Government to clamp down on people selling inappropriate video games to children
The Government is introducing stronger measures, including jail sentences and fines, to prevent children being sold 'inappropriate' content
New proposals laid before Parliament will mean that anyone selling a video game rated 12 years or above to a child younger than this faces up to two years in jail in some cases.
The Government is also considering widening the remit of the law to include media such as pop videos and DVDs.
The proposals for the tougher age-rating system for video games, which has been laid before Parliament, were first set out under the Digital Economy Act (DEA).
Currently games, which are not religious, sports or educational, are regulated under the Europe-wide Pan European Games Information (PEGI) system; with others that have sexual or violent content rated by the British Board of Film Classification.
The proposals end the dual system and hand over age rating for all games in the UK to the Video Standards Council (VSC), which will continue to use the PEGI system.

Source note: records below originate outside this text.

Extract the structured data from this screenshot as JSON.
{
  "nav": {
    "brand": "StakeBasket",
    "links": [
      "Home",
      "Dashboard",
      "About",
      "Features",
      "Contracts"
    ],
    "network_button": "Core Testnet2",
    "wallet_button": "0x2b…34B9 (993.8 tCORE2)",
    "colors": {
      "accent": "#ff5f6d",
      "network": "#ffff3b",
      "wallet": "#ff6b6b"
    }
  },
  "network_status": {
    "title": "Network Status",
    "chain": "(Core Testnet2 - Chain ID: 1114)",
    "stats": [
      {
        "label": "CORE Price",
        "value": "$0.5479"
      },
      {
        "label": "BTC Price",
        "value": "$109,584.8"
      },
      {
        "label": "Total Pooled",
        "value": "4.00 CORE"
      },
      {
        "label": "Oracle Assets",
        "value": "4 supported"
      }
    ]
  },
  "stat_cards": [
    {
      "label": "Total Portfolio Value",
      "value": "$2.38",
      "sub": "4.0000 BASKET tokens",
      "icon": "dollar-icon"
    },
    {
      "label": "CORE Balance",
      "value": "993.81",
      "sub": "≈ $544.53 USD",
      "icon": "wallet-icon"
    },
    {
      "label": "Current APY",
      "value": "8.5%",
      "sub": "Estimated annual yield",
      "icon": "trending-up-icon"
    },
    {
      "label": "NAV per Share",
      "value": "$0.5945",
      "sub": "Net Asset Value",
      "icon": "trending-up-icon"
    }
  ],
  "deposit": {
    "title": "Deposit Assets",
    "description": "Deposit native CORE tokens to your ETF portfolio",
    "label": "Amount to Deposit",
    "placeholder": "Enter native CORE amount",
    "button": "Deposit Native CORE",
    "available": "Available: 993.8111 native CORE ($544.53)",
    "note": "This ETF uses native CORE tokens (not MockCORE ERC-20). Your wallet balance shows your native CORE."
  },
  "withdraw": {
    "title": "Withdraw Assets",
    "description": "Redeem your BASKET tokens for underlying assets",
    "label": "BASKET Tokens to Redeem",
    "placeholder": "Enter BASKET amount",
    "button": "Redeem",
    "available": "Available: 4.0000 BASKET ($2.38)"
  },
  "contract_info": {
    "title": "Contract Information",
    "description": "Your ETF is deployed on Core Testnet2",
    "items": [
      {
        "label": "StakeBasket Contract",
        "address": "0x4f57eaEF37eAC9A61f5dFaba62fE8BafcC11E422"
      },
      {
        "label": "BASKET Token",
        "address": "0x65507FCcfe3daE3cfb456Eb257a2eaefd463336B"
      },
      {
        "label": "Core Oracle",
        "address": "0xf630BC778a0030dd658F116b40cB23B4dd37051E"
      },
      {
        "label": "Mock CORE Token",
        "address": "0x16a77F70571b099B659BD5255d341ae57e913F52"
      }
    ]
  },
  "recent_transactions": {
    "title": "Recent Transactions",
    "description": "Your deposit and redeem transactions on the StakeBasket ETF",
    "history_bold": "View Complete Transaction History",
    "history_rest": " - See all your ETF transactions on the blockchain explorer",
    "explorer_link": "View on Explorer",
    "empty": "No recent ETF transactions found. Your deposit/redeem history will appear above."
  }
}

Creative Industries Minister Ed Vaizey said it was the first time that the 12-age rating will be legally enforceable: "The new system will benefit both parents and industry by creating a stronger, simpler age-rating system.
"It will give parents greater confidence that their children can only get suitable games while we are creating a simpler system for industry having their games age-rated."

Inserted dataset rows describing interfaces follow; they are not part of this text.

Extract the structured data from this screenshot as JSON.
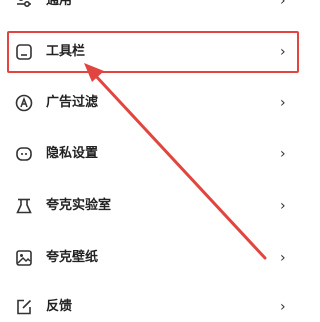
{
  "menu": {
    "items": [
      {
        "label": "通用",
        "icon": "toggle-icon"
      },
      {
        "label": "工具栏",
        "icon": "toolbar-icon"
      },
      {
        "label": "广告过滤",
        "icon": "ad-filter-icon"
      },
      {
        "label": "隐私设置",
        "icon": "privacy-icon"
      },
      {
        "label": "夸克实验室",
        "icon": "flask-icon"
      },
      {
        "label": "夸克壁纸",
        "icon": "wallpaper-icon"
      },
      {
        "label": "反馈",
        "icon": "feedback-icon"
      }
    ],
    "chevron": "›"
  },
  "annotation": {
    "color": "#e2453f",
    "highlighted_item": "工具栏"
  }
}
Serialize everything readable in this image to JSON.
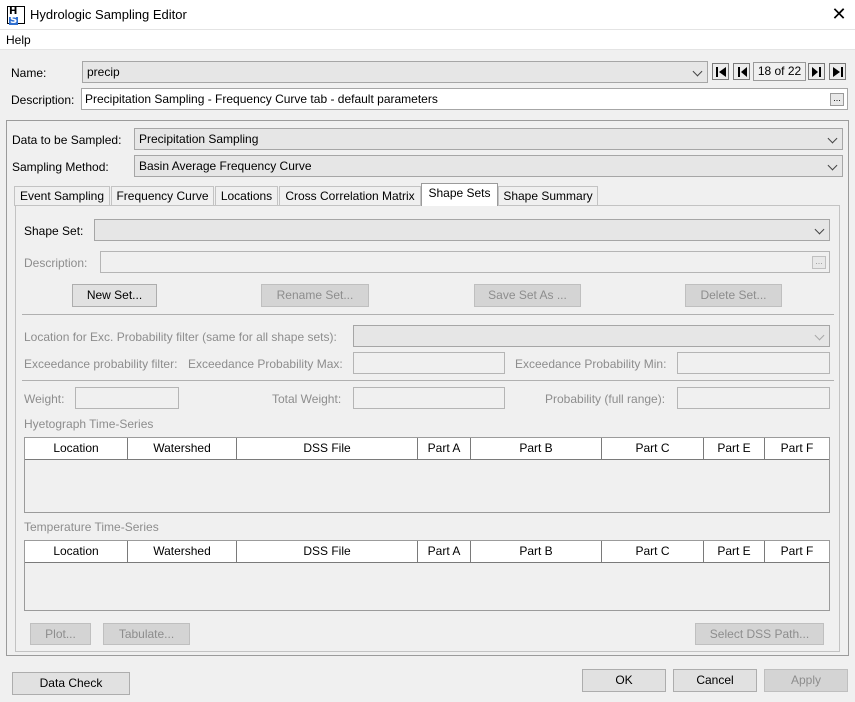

Some games will continue to be exempt from age-rating classification, such as sports or educational games. However, the VSC will have the power to refuse to grant an age-rating for a video game if it includes extreme content, meaning it would not be allowed to be sold in the UK.
The maximum punishment for selling a video game to someone who does not meet the age classification is up to six months in prison and a fine of up to £5,000.

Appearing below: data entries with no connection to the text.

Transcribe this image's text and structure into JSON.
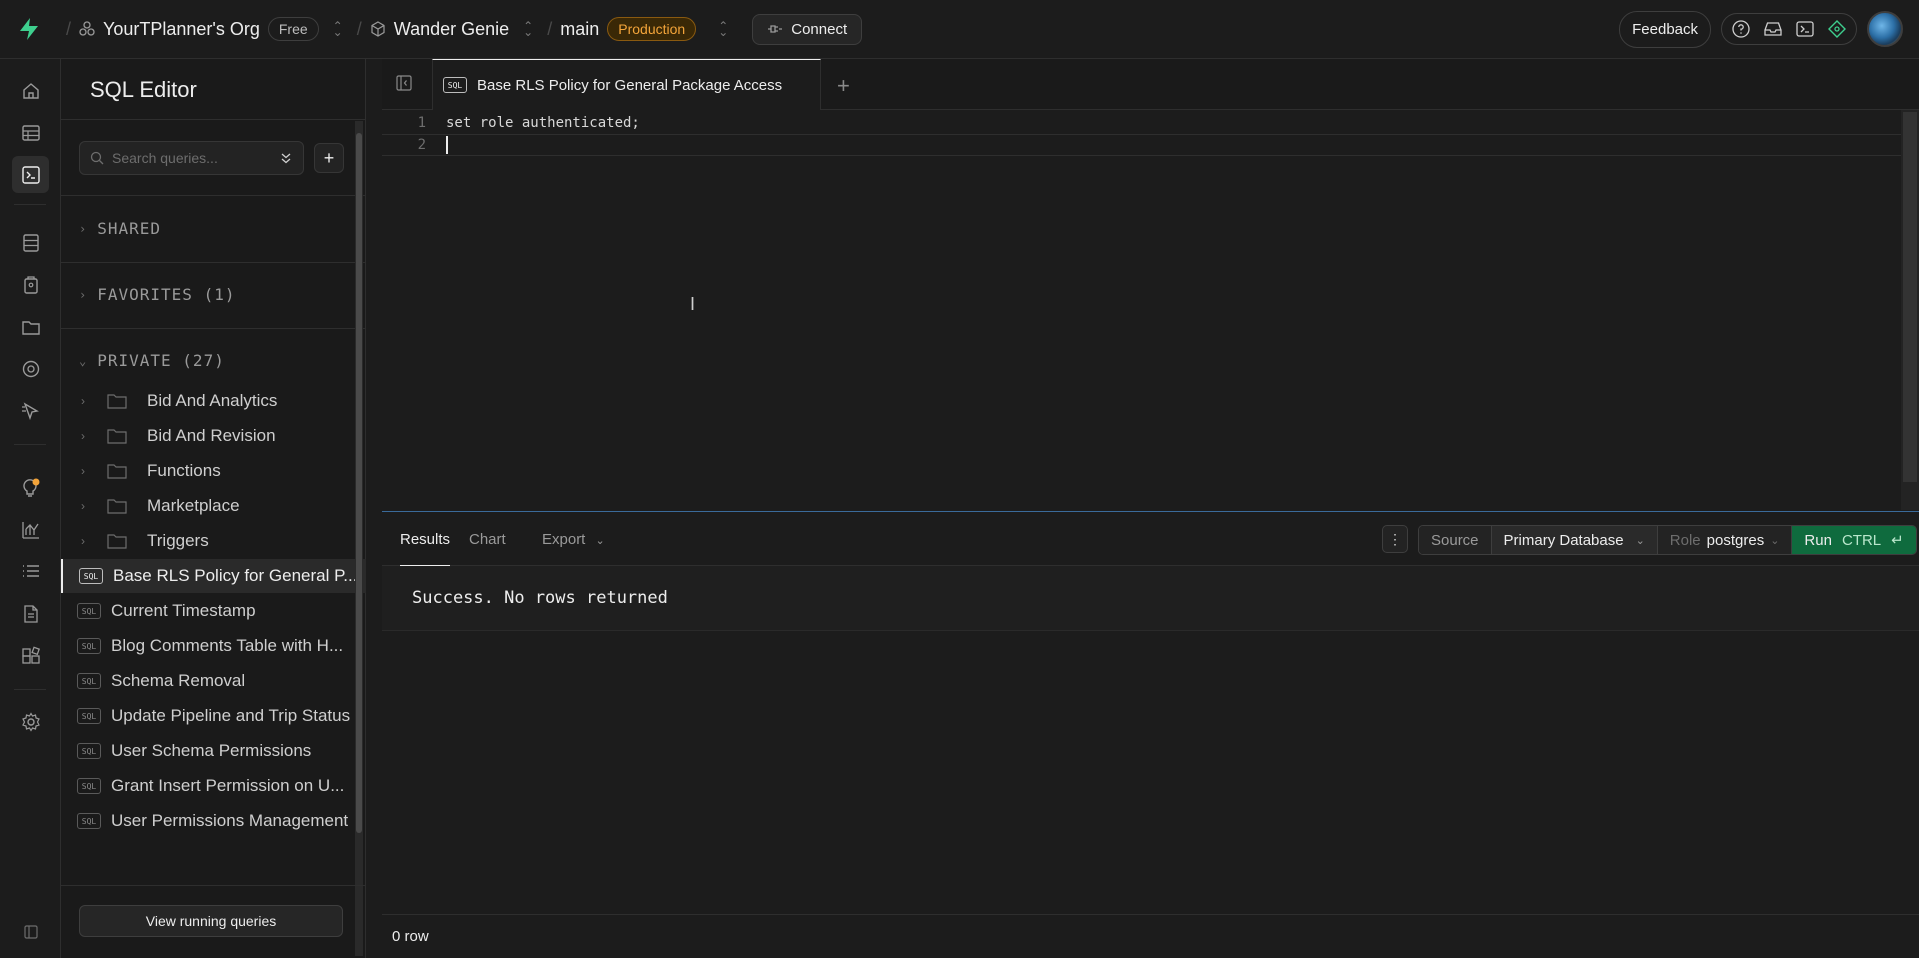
{
  "topbar": {
    "org": "YourTPlanner's Org",
    "plan": "Free",
    "project": "Wander Genie",
    "branch": "main",
    "env": "Production",
    "connect": "Connect",
    "feedback": "Feedback"
  },
  "sidebar": {
    "title": "SQL Editor",
    "search_placeholder": "Search queries...",
    "shared": "SHARED",
    "favorites": "FAVORITES (1)",
    "private": "PRIVATE (27)",
    "folders": [
      "Bid And Analytics",
      "Bid And Revision",
      "Functions",
      "Marketplace",
      "Triggers"
    ],
    "files": [
      "Base RLS Policy for General P...",
      "Current Timestamp",
      "Blog Comments Table with H...",
      "Schema Removal",
      "Update Pipeline and Trip Status",
      "User Schema Permissions",
      "Grant Insert Permission on U...",
      "User Permissions Management"
    ],
    "sql_tag": "SQL",
    "view_running": "View running queries"
  },
  "editor": {
    "tab_title": "Base RLS Policy for General Package Access",
    "lines": [
      "set role authenticated;",
      ""
    ],
    "line_numbers": [
      "1",
      "2"
    ]
  },
  "results": {
    "tabs": [
      "Results",
      "Chart",
      "Export"
    ],
    "source_label": "Source",
    "source_value": "Primary Database",
    "role_label": "Role",
    "role_value": "postgres",
    "run": "Run",
    "run_shortcut": "CTRL",
    "message": "Success. No rows returned",
    "row_count": "0 row"
  },
  "colors": {
    "accent": "#3ecf8e",
    "run": "#0f6b3e",
    "production": "#f3a43a"
  }
}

Supplying a game that has not been granted an age rating by the VSC will be punishable by up to two years in prison and an unlimited fine.
Meanwhile, on the back of the findings from Reg Bailey's Let Children be Children report into the sexualistion of children, the Department for Education is consulting on extending the remit of age ratings.
Most music DVDs and Blu-ray discs are currently exempt from the Video Recordings Acts 1984 and 2010, but the DfE is seeing if they should also be included in order to protect children from inappropriate material.
Jo Twist, chief executive of games and interactive entertainment trade body Ukie, said: "We are pleased to hear that the PEGI regulations are another step closer to becoming the UK's sole age-rating system for video games, giving much-needed clarity for consumers.
"We are also in the planning stages of a major awareness campaign to help the public understand the system and other aspects of responsible gaming as soon as PEGI become law in the UK."
Updating your subscription status